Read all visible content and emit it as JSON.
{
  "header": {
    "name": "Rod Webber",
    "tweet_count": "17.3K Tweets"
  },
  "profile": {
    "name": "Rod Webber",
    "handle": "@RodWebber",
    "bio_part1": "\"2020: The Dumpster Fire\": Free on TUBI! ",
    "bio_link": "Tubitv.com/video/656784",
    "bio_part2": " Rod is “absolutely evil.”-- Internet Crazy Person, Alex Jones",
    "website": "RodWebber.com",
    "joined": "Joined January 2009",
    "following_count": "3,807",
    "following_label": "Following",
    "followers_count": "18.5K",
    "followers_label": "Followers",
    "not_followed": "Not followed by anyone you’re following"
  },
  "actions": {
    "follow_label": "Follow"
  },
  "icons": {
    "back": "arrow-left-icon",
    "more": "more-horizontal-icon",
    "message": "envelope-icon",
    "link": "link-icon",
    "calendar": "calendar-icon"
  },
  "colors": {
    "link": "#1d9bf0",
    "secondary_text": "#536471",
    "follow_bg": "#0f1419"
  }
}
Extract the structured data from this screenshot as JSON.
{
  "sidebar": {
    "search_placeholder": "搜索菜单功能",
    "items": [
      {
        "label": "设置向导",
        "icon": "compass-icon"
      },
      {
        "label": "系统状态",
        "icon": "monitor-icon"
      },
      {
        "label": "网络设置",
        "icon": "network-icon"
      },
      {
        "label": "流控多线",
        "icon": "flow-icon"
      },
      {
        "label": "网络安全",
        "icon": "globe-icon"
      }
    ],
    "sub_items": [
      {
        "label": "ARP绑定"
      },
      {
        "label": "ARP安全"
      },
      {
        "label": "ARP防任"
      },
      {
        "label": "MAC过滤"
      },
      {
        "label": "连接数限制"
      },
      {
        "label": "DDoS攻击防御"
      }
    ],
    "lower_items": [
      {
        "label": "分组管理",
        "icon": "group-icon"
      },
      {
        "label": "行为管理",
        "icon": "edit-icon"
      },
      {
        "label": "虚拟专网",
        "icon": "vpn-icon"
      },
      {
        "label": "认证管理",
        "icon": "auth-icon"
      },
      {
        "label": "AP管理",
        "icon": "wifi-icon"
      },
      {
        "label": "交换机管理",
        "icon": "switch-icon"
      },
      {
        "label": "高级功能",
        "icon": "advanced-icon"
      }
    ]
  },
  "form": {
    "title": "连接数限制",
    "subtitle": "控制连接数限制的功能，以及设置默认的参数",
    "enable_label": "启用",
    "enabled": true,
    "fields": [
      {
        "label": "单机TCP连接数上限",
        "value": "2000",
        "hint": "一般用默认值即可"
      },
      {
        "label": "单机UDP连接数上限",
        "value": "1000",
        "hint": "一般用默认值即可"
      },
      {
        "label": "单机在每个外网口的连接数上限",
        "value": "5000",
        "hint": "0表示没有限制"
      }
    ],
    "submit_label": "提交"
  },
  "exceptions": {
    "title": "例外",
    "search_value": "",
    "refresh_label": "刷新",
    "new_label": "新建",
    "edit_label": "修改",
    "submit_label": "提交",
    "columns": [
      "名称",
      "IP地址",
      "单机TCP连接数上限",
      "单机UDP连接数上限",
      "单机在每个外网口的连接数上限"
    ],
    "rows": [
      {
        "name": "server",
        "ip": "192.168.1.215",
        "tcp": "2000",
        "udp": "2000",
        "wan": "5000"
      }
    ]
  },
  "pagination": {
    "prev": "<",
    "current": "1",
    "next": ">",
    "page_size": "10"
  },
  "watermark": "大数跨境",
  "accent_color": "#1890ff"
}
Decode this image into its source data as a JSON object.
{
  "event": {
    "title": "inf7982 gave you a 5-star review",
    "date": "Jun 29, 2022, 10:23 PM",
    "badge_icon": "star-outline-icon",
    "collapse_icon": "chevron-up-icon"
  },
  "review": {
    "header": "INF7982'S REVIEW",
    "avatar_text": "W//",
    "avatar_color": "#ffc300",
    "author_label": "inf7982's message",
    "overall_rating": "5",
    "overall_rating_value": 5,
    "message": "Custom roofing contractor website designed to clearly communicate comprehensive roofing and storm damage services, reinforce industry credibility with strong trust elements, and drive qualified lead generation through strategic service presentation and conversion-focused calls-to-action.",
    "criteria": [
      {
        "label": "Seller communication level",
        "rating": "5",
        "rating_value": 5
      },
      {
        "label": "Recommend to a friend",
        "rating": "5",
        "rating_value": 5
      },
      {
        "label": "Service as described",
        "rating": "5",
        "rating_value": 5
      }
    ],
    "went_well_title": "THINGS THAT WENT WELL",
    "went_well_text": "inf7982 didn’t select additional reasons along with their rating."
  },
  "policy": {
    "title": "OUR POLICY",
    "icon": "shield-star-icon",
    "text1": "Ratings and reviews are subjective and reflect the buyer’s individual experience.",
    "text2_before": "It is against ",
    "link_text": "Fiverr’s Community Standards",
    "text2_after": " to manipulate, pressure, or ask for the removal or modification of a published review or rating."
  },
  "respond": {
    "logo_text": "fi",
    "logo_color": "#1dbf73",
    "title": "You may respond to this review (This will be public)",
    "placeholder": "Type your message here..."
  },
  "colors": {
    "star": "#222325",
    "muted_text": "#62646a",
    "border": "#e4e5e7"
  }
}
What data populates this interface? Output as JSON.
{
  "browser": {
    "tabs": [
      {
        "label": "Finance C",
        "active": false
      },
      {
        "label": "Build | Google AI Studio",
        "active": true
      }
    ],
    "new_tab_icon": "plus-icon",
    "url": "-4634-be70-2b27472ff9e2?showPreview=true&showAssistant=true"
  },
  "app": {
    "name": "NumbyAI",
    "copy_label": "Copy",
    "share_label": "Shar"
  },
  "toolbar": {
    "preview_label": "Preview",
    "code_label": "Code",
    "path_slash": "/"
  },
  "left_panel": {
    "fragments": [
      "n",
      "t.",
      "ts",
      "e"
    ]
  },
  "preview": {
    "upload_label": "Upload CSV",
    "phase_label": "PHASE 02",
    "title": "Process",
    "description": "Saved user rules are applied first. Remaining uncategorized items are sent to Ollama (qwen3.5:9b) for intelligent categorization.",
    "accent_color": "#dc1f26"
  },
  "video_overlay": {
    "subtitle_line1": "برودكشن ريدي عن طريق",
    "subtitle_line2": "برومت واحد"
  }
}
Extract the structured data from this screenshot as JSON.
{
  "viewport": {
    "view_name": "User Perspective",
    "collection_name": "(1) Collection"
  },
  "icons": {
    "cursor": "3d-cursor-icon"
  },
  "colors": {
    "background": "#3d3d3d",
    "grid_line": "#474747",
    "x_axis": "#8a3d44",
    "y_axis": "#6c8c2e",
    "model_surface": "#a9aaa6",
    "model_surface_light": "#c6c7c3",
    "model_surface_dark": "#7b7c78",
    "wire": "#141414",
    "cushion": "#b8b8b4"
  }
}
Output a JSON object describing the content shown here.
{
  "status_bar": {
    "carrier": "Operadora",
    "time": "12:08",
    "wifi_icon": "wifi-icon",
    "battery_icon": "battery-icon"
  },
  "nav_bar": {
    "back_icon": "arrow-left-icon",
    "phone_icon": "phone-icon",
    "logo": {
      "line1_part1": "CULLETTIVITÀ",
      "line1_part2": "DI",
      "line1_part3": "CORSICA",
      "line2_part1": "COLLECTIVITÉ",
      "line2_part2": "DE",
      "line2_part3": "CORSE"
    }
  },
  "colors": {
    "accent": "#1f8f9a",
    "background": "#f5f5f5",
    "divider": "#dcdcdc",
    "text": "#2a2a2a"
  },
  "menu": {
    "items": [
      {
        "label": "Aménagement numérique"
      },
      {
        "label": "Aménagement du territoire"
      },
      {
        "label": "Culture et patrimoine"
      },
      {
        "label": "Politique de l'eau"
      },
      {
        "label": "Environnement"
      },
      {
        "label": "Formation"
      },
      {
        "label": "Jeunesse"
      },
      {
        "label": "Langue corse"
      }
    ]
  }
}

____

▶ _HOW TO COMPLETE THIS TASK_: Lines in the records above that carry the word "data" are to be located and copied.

▶ _RESULT_:
Extract the structured data from this screenshot as JSON.
Decode this image into its source data as a JSON object.
What data populates this interface? Output as JSON.
Extract the structured data from this screenshot as JSON.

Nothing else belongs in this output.